2) What was your least favourite Kid-Lit book of 2013 and why?
BETH: There were a couple that also fitted this category! Probably The Water Babies by Charles Kingsley as I found it quite odd, and was bitterly disappointed by the story in general.
CHRISSI: We seem to have similar answers Beth! Mine would be Children Of The New Forest though. I was disappointed with it. I really thought I’d enjoy it! The Water Babies was an odd read.
3) What was the Kid-Lit book that surprised you the most?
BETH: This has to be Northern Lights/The Golden Compass by Philip Pullman. I loved the imagination behind this story, and some of his ideas (like having your own personal daemon) just blew me away. That reminds me, I must put the second book on my Coming Up list soon!
CHRISSI: I was surprised at how long Oliver Twist was. I think I’m so used to the film which condensed the book quite a bit.
4) Have you been inspired to read any other books from a Kid-Lit author of 2013?

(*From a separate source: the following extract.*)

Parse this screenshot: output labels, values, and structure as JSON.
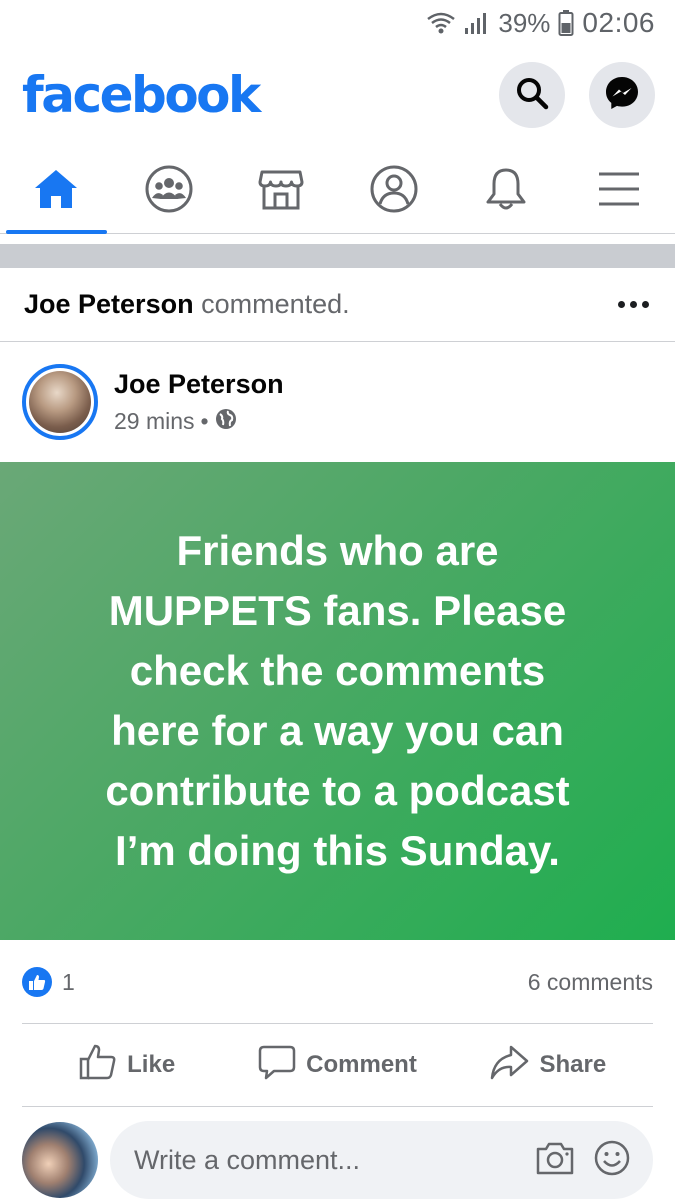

BETH: I have! After The Little Princess, I decided to look into what else Frances Hodgson Burnett has written, as I know only of this book. I then went on a trip to Persephone Books in London, and found a copy of her novel The Making of A Marchioness, which I am looking forward to getting round to at some point!
CHRISSI: I want to read more of Frances Hodgson Burnett. Other than that I don’t think I’d read books from the same authors, besides Dickens, who I will hopefully read more of on the future. It has made me want to continue this challenge, and also think about other features around children’s literature!
Coming soon…. (Thursday to be exact) Beth and Chrissi do Kid-Lit – The Twelve Titles for 2014!